## [TASK OBJECTIVE]
List, from the lines below, each one with "value" in it.
EXERCISE INPUT: Begin
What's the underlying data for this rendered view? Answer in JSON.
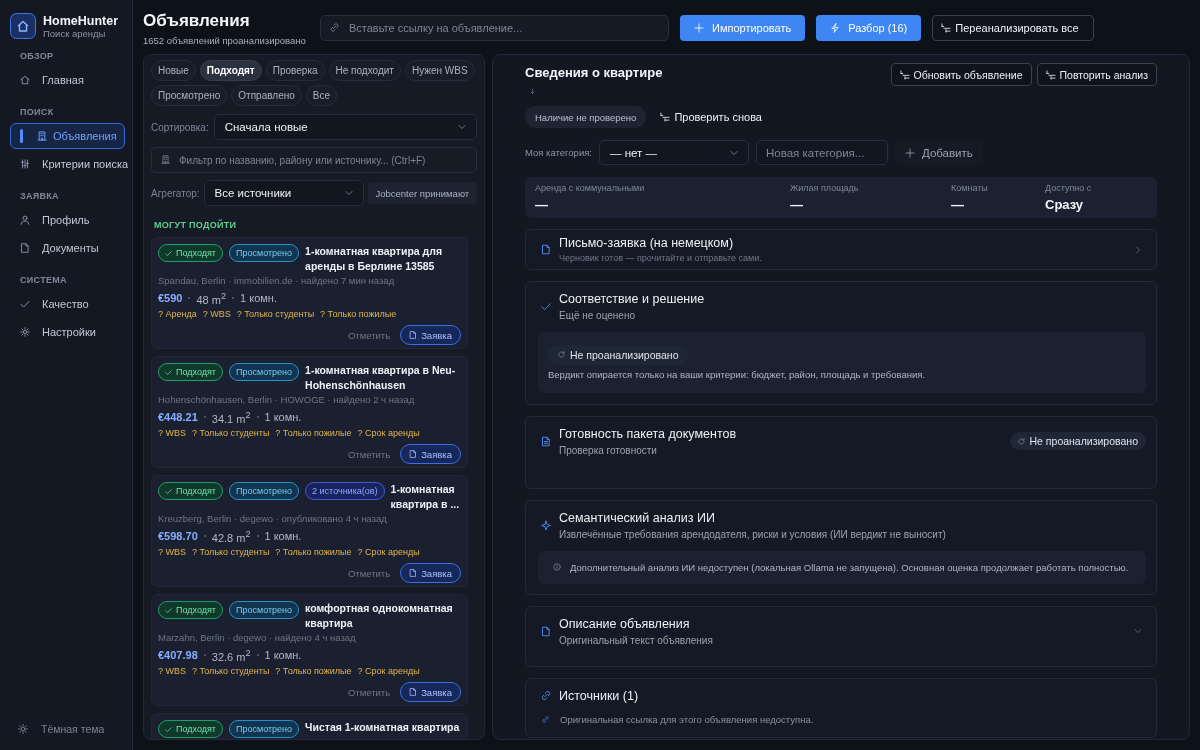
{
  "sidebar": {
    "app_name": "HomeHunter",
    "app_subtitle": "Поиск аренды",
    "groups": [
      {
        "title": "ОБЗОР",
        "items": [
          {
            "label": "Главная",
            "kind": "home",
            "selected": false
          }
        ]
      },
      {
        "title": "ПОИСК",
        "items": [
          {
            "label": "Объявления",
            "kind": "listings",
            "selected": true
          },
          {
            "label": "Критерии поиска",
            "kind": "criteria",
            "selected": false
          }
        ]
      },
      {
        "title": "ЗАЯВКА",
        "items": [
          {
            "label": "Профиль",
            "kind": "profile",
            "selected": false
          },
          {
            "label": "Документы",
            "kind": "documents",
            "selected": false
          }
        ]
      },
      {
        "title": "СИСТЕМА",
        "items": [
          {
            "label": "Качество",
            "kind": "quality",
            "selected": false
          },
          {
            "label": "Настройки",
            "kind": "settings",
            "selected": false
          }
        ]
      }
    ],
    "theme_toggle": "Тёмная тема"
  },
  "header": {
    "title": "Объявления",
    "subtitle": "1652 объявлений проанализировано",
    "link_field": {
      "placeholder": "Вставьте ссылку на объявление..."
    },
    "buttons": [
      {
        "label": "Импортировать",
        "kind": "import"
      },
      {
        "label": "Разбор (16)",
        "kind": "review"
      },
      {
        "label": "Переанализировать все",
        "kind": "reanalyze"
      }
    ]
  },
  "list_panel": {
    "filters": [
      {
        "label": "Новые",
        "selected": false
      },
      {
        "label": "Подходят",
        "selected": true
      },
      {
        "label": "Проверка",
        "selected": false
      },
      {
        "label": "Не подходит",
        "selected": false
      },
      {
        "label": "Нужен WBS",
        "selected": false
      },
      {
        "label": "Просмотрено",
        "selected": false
      },
      {
        "label": "Отправлено",
        "selected": false
      },
      {
        "label": "Все",
        "selected": false
      }
    ],
    "sort": {
      "label": "Сортировка:",
      "value": "Сначала новые"
    },
    "search": {
      "placeholder": "Фильтр по названию, району или источнику... (Ctrl+F)"
    },
    "aggregator": {
      "label": "Агрегатор:",
      "value": "Все источники"
    },
    "jobcenter_button": "Jobcenter принимают",
    "group_title": "МОГУТ ПОДОЙТИ",
    "listings": [
      {
        "badges": [
          {
            "label": "Подходят",
            "kind": "match"
          },
          {
            "label": "Просмотрено",
            "kind": "viewed"
          }
        ],
        "title": "1-комнатная квартира для аренды в Берлине 13585",
        "meta": "Spandau, Berlin · immobilien.de · найдено 7 мин назад",
        "price": "€590",
        "area": "48 m$^{2}$",
        "rooms": "1 комн.",
        "tags": [
          "? Аренда",
          "? WBS",
          "? Только студенты",
          "? Только пожилые"
        ],
        "mark_action": "Отметить",
        "apply_button": "Заявка"
      },
      {
        "badges": [
          {
            "label": "Подходят",
            "kind": "match"
          },
          {
            "label": "Просмотрено",
            "kind": "viewed"
          }
        ],
        "title": "1-комнатная квартира в Neu-Hohenschönhausen",
        "meta": "Hohenschönhausen, Berlin · HOWOGE · найдено 2 ч назад",
        "price": "€448.21",
        "area": "34.1 m$^{2}$",
        "rooms": "1 комн.",
        "tags": [
          "? WBS",
          "? Только студенты",
          "? Только пожилые",
          "? Срок аренды"
        ],
        "mark_action": "Отметить",
        "apply_button": "Заявка"
      },
      {
        "badges": [
          {
            "label": "Подходят",
            "kind": "match"
          },
          {
            "label": "Просмотрено",
            "kind": "viewed"
          },
          {
            "label": "2 источника(ов)",
            "kind": "sources"
          }
        ],
        "title": "1-комнатная квартира в ...",
        "meta": "Kreuzberg, Berlin · degewo · опубликовано 4 ч назад",
        "price": "€598.70",
        "area": "42.8 m$^{2}$",
        "rooms": "1 комн.",
        "tags": [
          "? WBS",
          "? Только студенты",
          "? Только пожилые",
          "? Срок аренды"
        ],
        "mark_action": "Отметить",
        "apply_button": "Заявка"
      },
      {
        "badges": [
          {
            "label": "Подходят",
            "kind": "match"
          },
          {
            "label": "Просмотрено",
            "kind": "viewed"
          }
        ],
        "title": "комфортная однокомнатная квартира",
        "meta": "Marzahn, Berlin · degewo · найдено 4 ч назад",
        "price": "€407.98",
        "area": "32.6 m$^{2}$",
        "rooms": "1 комн.",
        "tags": [
          "? WBS",
          "? Только студенты",
          "? Только пожилые",
          "? Срок аренды"
        ],
        "mark_action": "Отметить",
        "apply_button": "Заявка"
      },
      {
        "badges": [
          {
            "label": "Подходят",
            "kind": "match"
          },
          {
            "label": "Просмотрено",
            "kind": "viewed"
          }
        ],
        "title": "Чистая 1-комнатная квартира"
      }
    ]
  },
  "detail_panel": {
    "title": "Сведения о квартире",
    "actions": [
      "Обновить объявление",
      "Повторить анализ"
    ],
    "availability": {
      "status": "Наличие не проверено",
      "recheck_button": "Проверить снова"
    },
    "category": {
      "label": "Моя категория:",
      "value": "— нет —",
      "new_placeholder": "Новая категория...",
      "add_button": "Добавить"
    },
    "facts": [
      {
        "label": "Аренда с коммунальными",
        "value": "—"
      },
      {
        "label": "Жилая площадь",
        "value": "—"
      },
      {
        "label": "Комнаты",
        "value": "—"
      },
      {
        "label": "Доступно с",
        "value": "Сразу"
      }
    ],
    "sections": [
      {
        "kind": "letter",
        "title": "Письмо-заявка (на немецком)",
        "subtitle": "Черновик готов — прочитайте и отправьте сами."
      },
      {
        "kind": "verdict",
        "title": "Соответствие и решение",
        "subtitle": "Ещё не оценено",
        "panel": {
          "status": "Не проанализировано",
          "text": "Вердикт опирается только на ваши критерии: бюджет, район, площадь и требования."
        }
      },
      {
        "kind": "documents",
        "title": "Готовность пакета документов",
        "subtitle": "Проверка готовности",
        "status": "Не проанализировано"
      },
      {
        "kind": "ai",
        "title": "Семантический анализ ИИ",
        "subtitle": "Извлечённые требования арендодателя, риски и условия (ИИ вердикт не выносит)",
        "panel": {
          "text": "Дополнительный анализ ИИ недоступен (локальная Ollama не запущена). Основная оценка продолжает работать полностью."
        }
      },
      {
        "kind": "description",
        "title": "Описание объявления",
        "subtitle": "Оригинальный текст объявления",
        "expanded": false
      },
      {
        "kind": "sources",
        "title": "Источники (1)",
        "note": "Оригинальная ссылка для этого объявления недоступна."
      }
    ]
  }
}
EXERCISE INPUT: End
## [ANSWER AREA]
      "value": "Сначала новые"
      "value": "Все источники"
      "value": "— нет —",
        "value": "—"
        "value": "—"
        "value": "—"
        "value": "Сразу"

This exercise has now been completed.